The Non-Inscrits (NI)—those parties and MEPs currently without a parliamentary group in the European Parliament—would send 34 MEPs with a 5.1% popular vote share to Brussels. Hungarian Fidesz joined the ranks Non-Inscrits in March having parted ways with the centre-right EPP, back then adding 10 projected seats to the pool of non-grouped MEPs. The Italian Five Star Movement (M5S-NI), whose seven current MEPs sit with the Non-Inscrits, have jumped to a projected 17 seats if elections were held today—up from 14 last month.
19 seats would go to unaffiliated parties that have no relationship to the groups mentioned previously and are not currently represented in the EU Parliament. This includes thirteen seats for the centrist Poland 2050 (PL2050-*), five seats for the centrist Bulgarian party There Is Such a People (Ima Takûv Narod, ITN-*) and a single seat for the Latvian right-wing Law and Order (LuK-*).
Bulgaria held their national parliamentary election on 4 April in what proved out to be an upset election. The BSP for Bulgaria (S&D) alliance, of whom the BSP is the most prominent member, stumbled in the polls, underperformed and lost 37 seats in the 240-seat chamber, resulting in bad showing in subsequent polls and in a loss of two projected European Parliamentary seats for the S&D. Meanwhile, the centrist There Are Such People (Ima Takûv Narod, ITN-*) surged to take second place in the elections and subsequent polls, at the same time going from three to five projected EP seats. The party is not currently represented in the European Parliament and has not publicly shared an intention to affiliate itself with any existing group therein.

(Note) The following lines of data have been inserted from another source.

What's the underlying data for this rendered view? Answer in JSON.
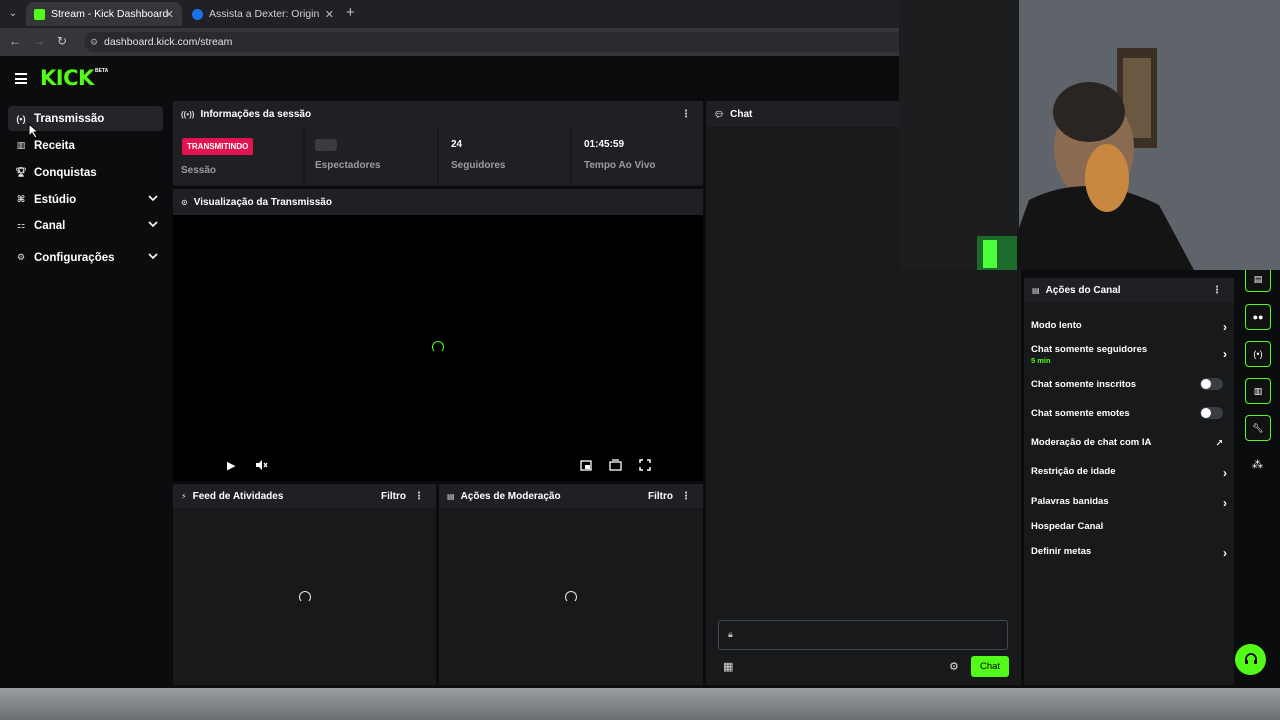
{
  "browser": {
    "tabs": [
      {
        "title": "Stream - Kick Dashboard",
        "favicon_color": "#53fc18",
        "active": true
      },
      {
        "title": "Assista a Dexter: Original Sin: D",
        "favicon_color": "#1a73e8",
        "active": false
      }
    ],
    "url": "dashboard.kick.com/stream"
  },
  "brand": {
    "logo": "KICK",
    "beta": "BETA",
    "accent": "#53fc18",
    "live_color": "#e4134f"
  },
  "sidebar": {
    "items": [
      {
        "label": "Transmissão",
        "icon": "broadcast-icon"
      },
      {
        "label": "Receita",
        "icon": "chart-icon"
      },
      {
        "label": "Conquistas",
        "icon": "trophy-icon"
      },
      {
        "label": "Estúdio",
        "icon": "studio-icon"
      },
      {
        "label": "Canal",
        "icon": "channel-icon"
      },
      {
        "label": "Configurações",
        "icon": "gear-icon"
      }
    ]
  },
  "session": {
    "title": "Informações da sessão",
    "live_badge": "TRANSMITINDO",
    "stats": [
      {
        "value": "",
        "label": "Sessão"
      },
      {
        "value": "",
        "label": "Espectadores"
      },
      {
        "value": "24",
        "label": "Seguidores"
      },
      {
        "value": "01:45:59",
        "label": "Tempo Ao Vivo"
      }
    ]
  },
  "preview": {
    "title": "Visualização da Transmissão"
  },
  "activity": {
    "title": "Feed de Atividades",
    "filter": "Filtro"
  },
  "moderation": {
    "title": "Ações de Moderação",
    "filter": "Filtro"
  },
  "chat": {
    "title": "Chat",
    "send_label": "Chat"
  },
  "channel_actions": {
    "title": "Ações do Canal",
    "items": [
      {
        "label": "Modo lento",
        "sub": "",
        "control": "arrow"
      },
      {
        "label": "Chat somente seguidores",
        "sub": "5 min",
        "control": "arrow"
      },
      {
        "label": "Chat somente inscritos",
        "sub": "",
        "control": "toggle",
        "on": false
      },
      {
        "label": "Chat somente emotes",
        "sub": "",
        "control": "toggle",
        "on": false
      },
      {
        "label": "Moderação de chat com IA",
        "sub": "",
        "control": "external"
      },
      {
        "label": "Restrição de idade",
        "sub": "",
        "control": "arrow"
      },
      {
        "label": "Palavras banidas",
        "sub": "",
        "control": "arrow"
      },
      {
        "label": "Hospedar Canal",
        "sub": "",
        "control": "none"
      },
      {
        "label": "Definir metas",
        "sub": "",
        "control": "arrow"
      }
    ]
  }
}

In Germany, the polling support for the centre-right sister party alliance between the Christian Democratic Union of Germany (CDU-EPP) and the Christian Social Union in Bavaria (CSU-EPP) continues its free fall, costing the EPP Group another projected seat this month. Standing at 35.9% in German federal polls on 1 January 2021, the union has dropped an incredible 11.5 percentage points, now standing at 24.4% in the latest Europe Elects polling average of Germany. Should the current result in our polling average be repeated in a European Parliamentary election, the CDU and CSU would send a combined 26 of Germany’s 96 MEPs to Brussels—twenty representing the CDU and six representing the CSU—down from 29 in the last European Parliamentary election.

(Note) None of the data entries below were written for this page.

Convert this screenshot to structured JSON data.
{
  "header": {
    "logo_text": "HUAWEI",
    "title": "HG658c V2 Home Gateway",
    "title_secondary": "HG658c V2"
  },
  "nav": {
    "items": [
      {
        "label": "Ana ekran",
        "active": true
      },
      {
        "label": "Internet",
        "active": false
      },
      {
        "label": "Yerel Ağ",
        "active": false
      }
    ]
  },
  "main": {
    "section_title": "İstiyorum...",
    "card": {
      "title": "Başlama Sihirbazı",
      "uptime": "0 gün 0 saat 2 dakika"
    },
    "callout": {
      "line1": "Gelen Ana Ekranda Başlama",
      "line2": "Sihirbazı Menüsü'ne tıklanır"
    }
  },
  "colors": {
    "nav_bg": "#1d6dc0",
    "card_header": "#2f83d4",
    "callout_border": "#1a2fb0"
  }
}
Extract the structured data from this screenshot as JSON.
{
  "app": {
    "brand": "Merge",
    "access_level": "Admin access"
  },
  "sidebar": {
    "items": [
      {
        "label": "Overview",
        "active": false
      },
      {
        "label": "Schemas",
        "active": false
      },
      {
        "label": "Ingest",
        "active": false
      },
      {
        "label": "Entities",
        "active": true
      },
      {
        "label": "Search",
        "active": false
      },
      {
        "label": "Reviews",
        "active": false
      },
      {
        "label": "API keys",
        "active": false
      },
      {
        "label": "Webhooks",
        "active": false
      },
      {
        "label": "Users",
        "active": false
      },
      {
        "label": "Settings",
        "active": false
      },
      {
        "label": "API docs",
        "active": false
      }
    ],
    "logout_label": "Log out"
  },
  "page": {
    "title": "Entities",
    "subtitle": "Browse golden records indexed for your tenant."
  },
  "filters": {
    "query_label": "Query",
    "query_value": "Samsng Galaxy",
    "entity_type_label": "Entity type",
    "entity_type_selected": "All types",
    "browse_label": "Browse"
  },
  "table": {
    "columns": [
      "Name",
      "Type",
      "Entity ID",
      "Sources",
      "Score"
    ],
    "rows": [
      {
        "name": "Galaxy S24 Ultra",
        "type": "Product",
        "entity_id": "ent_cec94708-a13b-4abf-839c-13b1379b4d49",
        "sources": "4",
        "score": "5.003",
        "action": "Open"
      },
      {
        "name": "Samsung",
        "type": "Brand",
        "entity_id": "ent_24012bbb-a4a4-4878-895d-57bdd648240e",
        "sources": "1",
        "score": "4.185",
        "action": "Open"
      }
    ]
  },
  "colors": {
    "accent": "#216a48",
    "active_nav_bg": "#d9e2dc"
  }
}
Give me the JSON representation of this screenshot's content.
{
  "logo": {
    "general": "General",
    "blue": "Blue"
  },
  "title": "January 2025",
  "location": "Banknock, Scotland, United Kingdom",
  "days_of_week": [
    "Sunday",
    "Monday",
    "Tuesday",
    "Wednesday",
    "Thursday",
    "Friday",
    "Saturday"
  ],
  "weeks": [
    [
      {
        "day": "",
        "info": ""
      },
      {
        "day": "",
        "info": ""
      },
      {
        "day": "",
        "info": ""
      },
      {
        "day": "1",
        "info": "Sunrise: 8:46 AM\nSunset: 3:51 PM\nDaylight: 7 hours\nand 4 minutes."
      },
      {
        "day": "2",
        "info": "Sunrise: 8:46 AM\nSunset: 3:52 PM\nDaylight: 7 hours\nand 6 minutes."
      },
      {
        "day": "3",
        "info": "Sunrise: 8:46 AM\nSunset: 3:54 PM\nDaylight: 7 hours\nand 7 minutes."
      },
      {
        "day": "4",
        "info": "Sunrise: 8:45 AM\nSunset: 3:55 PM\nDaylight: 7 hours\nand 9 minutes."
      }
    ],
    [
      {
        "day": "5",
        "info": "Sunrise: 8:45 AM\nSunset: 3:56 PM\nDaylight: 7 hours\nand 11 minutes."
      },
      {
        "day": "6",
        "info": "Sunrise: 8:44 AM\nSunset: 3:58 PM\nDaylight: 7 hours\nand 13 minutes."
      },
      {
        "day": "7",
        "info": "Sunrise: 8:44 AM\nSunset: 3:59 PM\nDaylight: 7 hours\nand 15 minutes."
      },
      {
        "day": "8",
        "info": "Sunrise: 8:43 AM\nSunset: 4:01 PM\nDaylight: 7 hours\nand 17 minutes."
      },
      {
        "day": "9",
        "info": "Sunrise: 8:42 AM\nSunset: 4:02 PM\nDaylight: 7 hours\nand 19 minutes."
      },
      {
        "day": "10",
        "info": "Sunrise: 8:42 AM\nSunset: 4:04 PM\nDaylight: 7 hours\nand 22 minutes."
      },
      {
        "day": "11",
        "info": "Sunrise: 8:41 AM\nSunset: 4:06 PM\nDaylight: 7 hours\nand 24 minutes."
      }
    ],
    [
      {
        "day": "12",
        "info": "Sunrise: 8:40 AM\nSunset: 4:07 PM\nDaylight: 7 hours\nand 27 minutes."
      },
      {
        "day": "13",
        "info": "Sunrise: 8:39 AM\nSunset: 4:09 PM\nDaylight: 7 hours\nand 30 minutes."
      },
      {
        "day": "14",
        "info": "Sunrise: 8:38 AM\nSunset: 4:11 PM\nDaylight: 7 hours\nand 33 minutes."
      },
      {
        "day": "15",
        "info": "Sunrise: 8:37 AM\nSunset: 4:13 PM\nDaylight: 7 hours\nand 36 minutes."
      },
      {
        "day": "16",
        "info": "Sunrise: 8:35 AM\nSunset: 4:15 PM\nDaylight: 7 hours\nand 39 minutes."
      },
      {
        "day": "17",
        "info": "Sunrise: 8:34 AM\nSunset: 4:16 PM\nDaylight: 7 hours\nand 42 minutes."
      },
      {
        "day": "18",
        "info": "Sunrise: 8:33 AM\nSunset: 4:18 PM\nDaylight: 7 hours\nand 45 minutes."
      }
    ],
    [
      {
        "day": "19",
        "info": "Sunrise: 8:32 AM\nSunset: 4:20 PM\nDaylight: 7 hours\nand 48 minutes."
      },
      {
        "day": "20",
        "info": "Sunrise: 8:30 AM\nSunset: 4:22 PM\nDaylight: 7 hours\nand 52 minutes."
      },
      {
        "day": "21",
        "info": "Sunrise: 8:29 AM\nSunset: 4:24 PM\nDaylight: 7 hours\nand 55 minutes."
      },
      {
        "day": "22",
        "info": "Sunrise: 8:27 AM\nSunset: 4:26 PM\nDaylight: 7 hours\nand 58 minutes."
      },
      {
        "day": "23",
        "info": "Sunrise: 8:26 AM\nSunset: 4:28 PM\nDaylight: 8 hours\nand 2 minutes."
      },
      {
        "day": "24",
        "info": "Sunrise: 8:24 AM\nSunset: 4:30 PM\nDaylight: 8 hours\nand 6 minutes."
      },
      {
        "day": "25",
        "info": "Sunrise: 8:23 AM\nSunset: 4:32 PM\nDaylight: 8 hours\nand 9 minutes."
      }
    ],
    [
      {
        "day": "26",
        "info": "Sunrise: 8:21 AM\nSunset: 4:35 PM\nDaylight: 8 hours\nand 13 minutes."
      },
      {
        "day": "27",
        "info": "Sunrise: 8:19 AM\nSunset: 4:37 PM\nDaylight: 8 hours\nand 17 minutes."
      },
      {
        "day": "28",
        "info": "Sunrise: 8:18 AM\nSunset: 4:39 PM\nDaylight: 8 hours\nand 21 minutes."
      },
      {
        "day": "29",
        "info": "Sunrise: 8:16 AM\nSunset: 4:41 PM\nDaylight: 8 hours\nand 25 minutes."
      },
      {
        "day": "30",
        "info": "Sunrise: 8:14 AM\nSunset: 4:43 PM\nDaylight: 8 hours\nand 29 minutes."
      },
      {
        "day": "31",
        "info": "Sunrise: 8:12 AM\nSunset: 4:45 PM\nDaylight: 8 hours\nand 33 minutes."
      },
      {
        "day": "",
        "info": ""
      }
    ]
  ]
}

Furthermore, the CDU/CSU only barely retains its status as the largest force in the German Europe Elects average, and recent data suggests that the Alliance ‘90/The Greens (Grüne-Greens/EFA) is leading the field in the lead-up to September’s federal elections—now looking at 21 projected seats in the European Parliament, the most of any single party in Germany.

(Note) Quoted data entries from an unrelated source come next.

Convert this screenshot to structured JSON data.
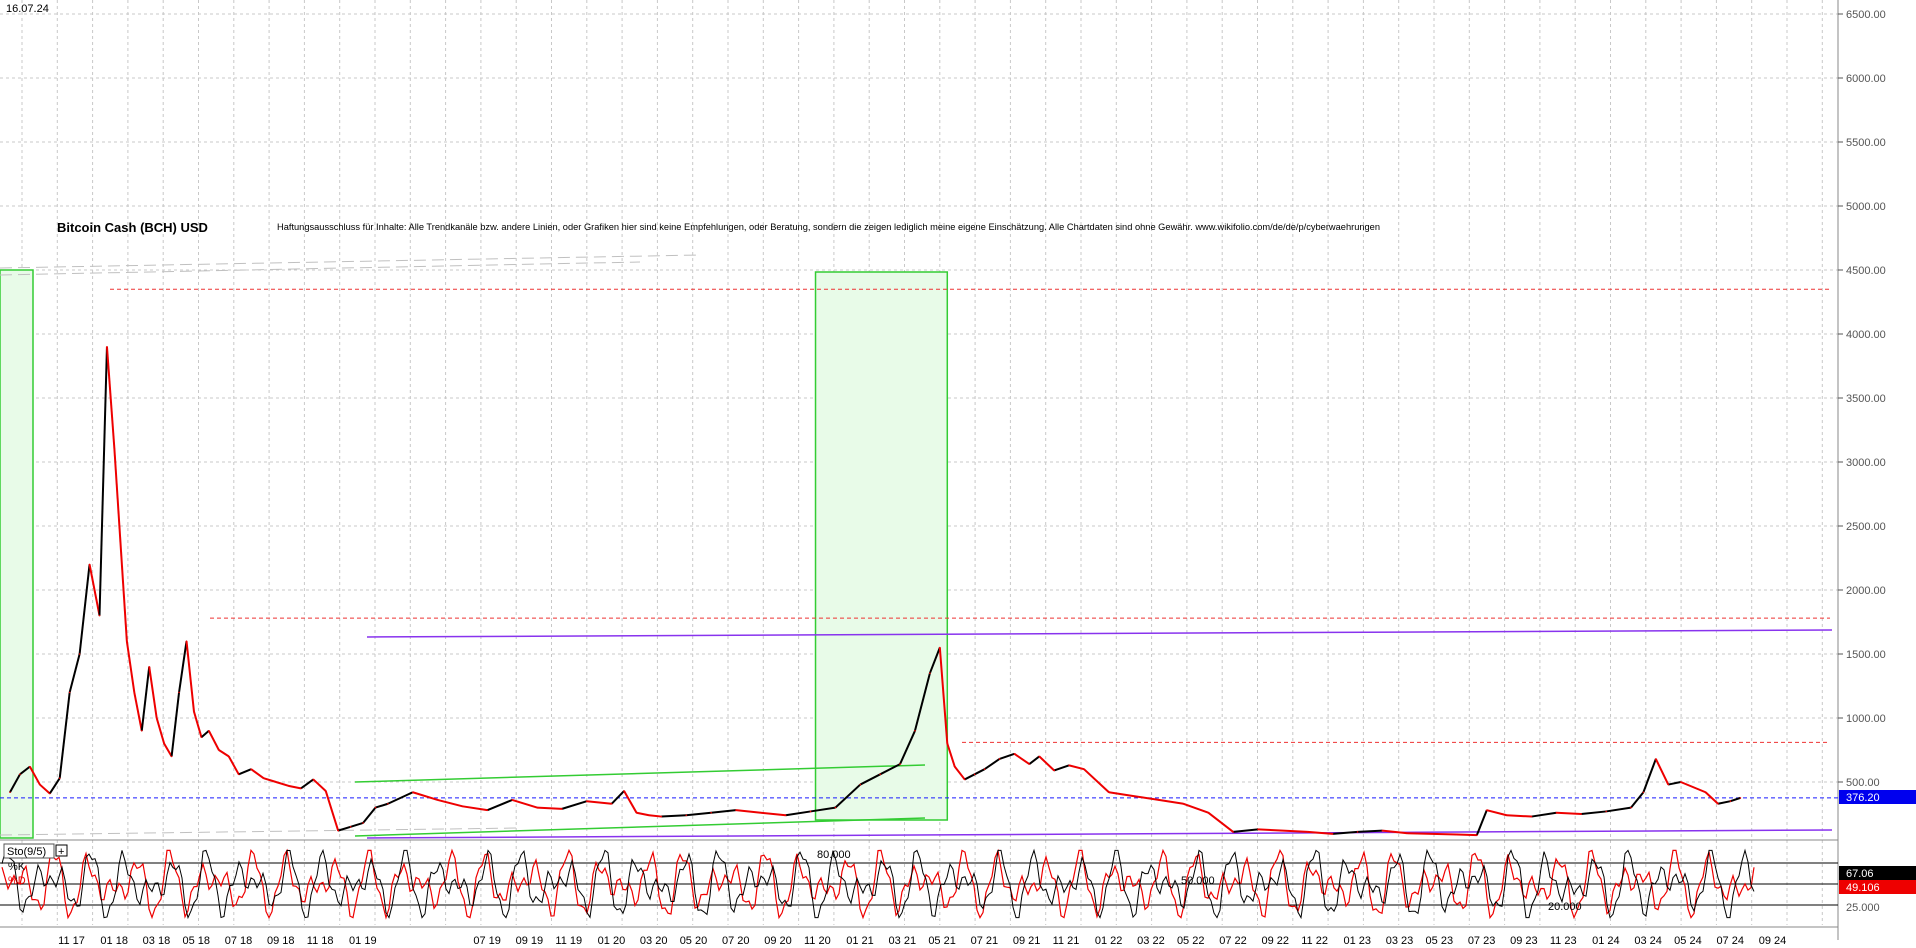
{
  "date_label": "16.07.24",
  "title": "Bitcoin Cash (BCH) USD",
  "disclaimer": "Haftungsausschluss für Inhalte: Alle Trendkanäle bzw. andere Linien, oder Grafiken hier sind keine Empfehlungen, oder Beratung, sondern die zeigen lediglich meine eigene Einschätzung. Alle Chartdaten sind ohne Gewähr.  www.wikifolio.com/de/de/p/cyberwaehrungen",
  "indicator": {
    "label": "Sto(9/5)",
    "k_label": "%K",
    "d_label": "%D",
    "level_80": "80.000",
    "level_50": "50.000",
    "level_20": "20.000",
    "axis_25": "25.000",
    "k_value": "67.06",
    "d_value": "49.106"
  },
  "colors": {
    "price_up": "#000000",
    "price_down": "#ee0000",
    "support": "#1a1aff",
    "resistance": "#ee3333",
    "trend_purple": "#8833ee",
    "trend_green": "#33cc33",
    "zone_fill": "#e8fbe8",
    "last_price_bg": "#0000ee",
    "k_bg": "#000000",
    "d_bg": "#ee0000"
  },
  "chart_data": {
    "type": "line",
    "title": "Bitcoin Cash (BCH) USD",
    "ylim": [
      0,
      6700
    ],
    "y_ticks": [
      "6500.00",
      "6000.00",
      "5500.00",
      "5000.00",
      "4500.00",
      "4000.00",
      "3500.00",
      "3000.00",
      "2500.00",
      "2000.00",
      "1500.00",
      "1000.00",
      "500.00"
    ],
    "y_tick_values": [
      6500,
      6000,
      5500,
      5000,
      4500,
      4000,
      3500,
      3000,
      2500,
      2000,
      1500,
      1000,
      500
    ],
    "x_labels": [
      "11 17",
      "01 18",
      "03 18",
      "05 18",
      "07 18",
      "09 18",
      "11 18",
      "01 19",
      "07 19",
      "09 19",
      "11 19",
      "01 20",
      "03 20",
      "05 20",
      "07 20",
      "09 20",
      "11 20",
      "01 21",
      "03 21",
      "05 21",
      "07 21",
      "09 21",
      "11 21",
      "01 22",
      "03 22",
      "05 22",
      "07 22",
      "09 22",
      "11 22",
      "01 23",
      "03 23",
      "05 23",
      "07 23",
      "09 23",
      "11 23",
      "01 24",
      "03 24",
      "05 24",
      "07 24",
      "09 24"
    ],
    "x_label_months": [
      2017.83,
      2018.0,
      2018.17,
      2018.33,
      2018.5,
      2018.67,
      2018.83,
      2019.0,
      2019.5,
      2019.67,
      2019.83,
      2020.0,
      2020.17,
      2020.33,
      2020.5,
      2020.67,
      2020.83,
      2021.0,
      2021.17,
      2021.33,
      2021.5,
      2021.67,
      2021.83,
      2022.0,
      2022.17,
      2022.33,
      2022.5,
      2022.67,
      2022.83,
      2023.0,
      2023.17,
      2023.33,
      2023.5,
      2023.67,
      2023.83,
      2024.0,
      2024.17,
      2024.33,
      2024.5,
      2024.67
    ],
    "series": [
      {
        "x": [
          2017.58,
          2017.62,
          2017.66,
          2017.7,
          2017.74,
          2017.78,
          2017.82,
          2017.86,
          2017.9,
          2017.94,
          2017.97,
          2018.0,
          2018.02,
          2018.05,
          2018.08,
          2018.11,
          2018.14,
          2018.17,
          2018.2,
          2018.23,
          2018.26,
          2018.29,
          2018.32,
          2018.35,
          2018.38,
          2018.42,
          2018.46,
          2018.5,
          2018.55,
          2018.6,
          2018.65,
          2018.7,
          2018.75,
          2018.8,
          2018.85,
          2018.9,
          2018.95,
          2019.0,
          2019.05,
          2019.1,
          2019.2,
          2019.3,
          2019.4,
          2019.5,
          2019.6,
          2019.7,
          2019.8,
          2019.9,
          2020.0,
          2020.05,
          2020.1,
          2020.15,
          2020.2,
          2020.3,
          2020.4,
          2020.5,
          2020.6,
          2020.7,
          2020.8,
          2020.9,
          2021.0,
          2021.08,
          2021.16,
          2021.22,
          2021.28,
          2021.32,
          2021.35,
          2021.38,
          2021.42,
          2021.46,
          2021.5,
          2021.56,
          2021.62,
          2021.68,
          2021.72,
          2021.78,
          2021.84,
          2021.9,
          2022.0,
          2022.1,
          2022.2,
          2022.3,
          2022.4,
          2022.5,
          2022.6,
          2022.7,
          2022.8,
          2022.9,
          2023.0,
          2023.1,
          2023.2,
          2023.3,
          2023.4,
          2023.48,
          2023.52,
          2023.6,
          2023.7,
          2023.8,
          2023.9,
          2024.0,
          2024.1,
          2024.15,
          2024.2,
          2024.25,
          2024.3,
          2024.35,
          2024.4,
          2024.45,
          2024.5,
          2024.54
        ],
        "values": [
          420,
          560,
          620,
          480,
          410,
          530,
          1200,
          1500,
          2200,
          1800,
          3900,
          3100,
          2500,
          1600,
          1200,
          900,
          1400,
          1000,
          800,
          700,
          1200,
          1600,
          1050,
          850,
          900,
          750,
          700,
          560,
          600,
          530,
          500,
          470,
          450,
          520,
          430,
          120,
          150,
          180,
          300,
          330,
          420,
          360,
          310,
          280,
          360,
          300,
          290,
          350,
          330,
          430,
          260,
          240,
          230,
          240,
          260,
          280,
          260,
          240,
          270,
          300,
          480,
          560,
          640,
          900,
          1350,
          1550,
          800,
          620,
          520,
          560,
          600,
          680,
          720,
          640,
          700,
          590,
          630,
          600,
          420,
          390,
          360,
          330,
          260,
          110,
          130,
          120,
          110,
          95,
          110,
          120,
          100,
          95,
          90,
          85,
          280,
          240,
          230,
          260,
          250,
          270,
          300,
          420,
          680,
          480,
          500,
          460,
          420,
          330,
          350,
          376
        ]
      }
    ],
    "last_price": "376.20",
    "last_price_value": 376.2,
    "support_level": 376.2,
    "resistance_levels": [
      4350,
      1780,
      810
    ]
  }
}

In Spain, the liberal Citizens (Cs-RE) party has taken another dive in the polls, now standing at 3.4% in the latest Europe Elects polling average of Spain. Having won eight seats in the European Parliament in the 2019 elections, the party is now down to two projected seats—a halving of their four projected seats last month.
Disproportionate or sometimes opposite developments in the popular vote share and the seat projection can be explained with the slight disproportionality of the electoral system for the European Parliament. Visit our European Parliament projection site for a more in-depth overview and explanation of the methodology behind the monthly projection.